Caverns of Sonora
The Mayfield family began its ranching operations in Sonora Texas around the turn of the 20th Century. An opening in the rocks was found in the southern part of the ranch when a dog chased a raccoon into this 20-inch opening. Locals began exploring the cave sometime in the early 20’s. They could go back about 500 feet from the entrance to a fifty-foot deep pit. This section of the Cave was eventually known as Mayfield Cave. Labor day weekend, 1955, the discovery of a lifetime took place on the Mayfield Ranch near the town of Sonora, Texas. Two weeks prior to that weekend, three speleologists, Bob Crisman, Bart Crisman and James Estes from Abilene, Texas were exploring another well-known cave in Sutton County. They exited the cave around three p.m. and headed to the Mayfield Ranch to take a look at a cave known as Mayfield Cave. They entered the cave and eventually made their way to a large room with a deep pit blocking further progress. High on the other side of this pit were seemingly inaccessible passages that continued, but pressed for time, they left the cave.
This story was told to other cavers. Labor day weekend, Danny Sheffield, Jack Allen, Claude Head and Jack Prince crossed a narrow, sloping ledge, high on top of the right hand side of the big pit, and reached the passages on the other side. Stories of bizarre formations and untold beauty began circulating among members of the caving community.
Jack Burch, a caver from Oklahoma saw the cavern for the first time in 1956. He began to see human impact in the caverns in places where there shouldn’t have been any damage. His vision was to develop the cavern to stop this destruction and preserve the cavern for future generations. Development started in 1959. The Caverns of Sonora was opened to the public July 16, 1960.
Purchased tickets online saved a few bucks. Had to wait 1 for out tour to leave and it was worth it. The group is limited to about 10 which allowed everyone to enjoy the tour. Our guide a high school student was very informative and nice. There is a lot of walking but it was so beautiful no one complained. Will bring family back to see this cavern. Best cavern I've been to in the area.
This is one of the most beautiful Caverns I have ever seen. Especially wonderful a as it is in private hands and so well taken care of. Our tour with the owners granddaughter tagging along with the guide could not have been a better experience. Her wonder for the cavern is infectious and hopefully she will stay to guide future generations.
C N J Hernandez
Awesome, beautiful natural formations...visual overload, sauna like, great workout hope you're in great shape the stairs will get you on the way back up. We paid dearly for being so out of shape. Damn those stairs. lol Make sure kiddos use restroom before entering caverns, wear comfortable non slip shoes, take sweat rag, you will sweat, I promise. Lots of moisture, 95% humidity. Jose Hernandez was an excellent guide. Overall great experience, very happy.
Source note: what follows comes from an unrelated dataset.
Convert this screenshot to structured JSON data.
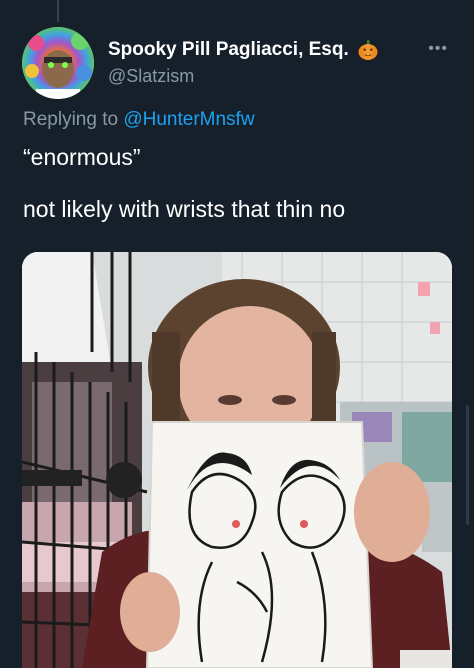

Really incredible caves! It's super warm inside- even year round you're talking about 85°F and 100% humidity- so shorts and shirts recommended. Slip resistant shoes because it's an active cave and the walk ways are slippery. You can't take any water in with you so you need to drink a lot of water before you go in. You will sweat it all out over the next two hours you're down in the caverns. The tour guides are all great and the gift shop is well stocked. It's not a bad drive from San Angelo for a day trip.
Well worth the time and cost. Rita gave us a great tour. RVers need to know that there is no dump station there (to protect the cave), but there is one at a nearby rest area. They feed deer, so I had to deal with my dogs' desire to bark, but all in all, a great place with nice, friendly people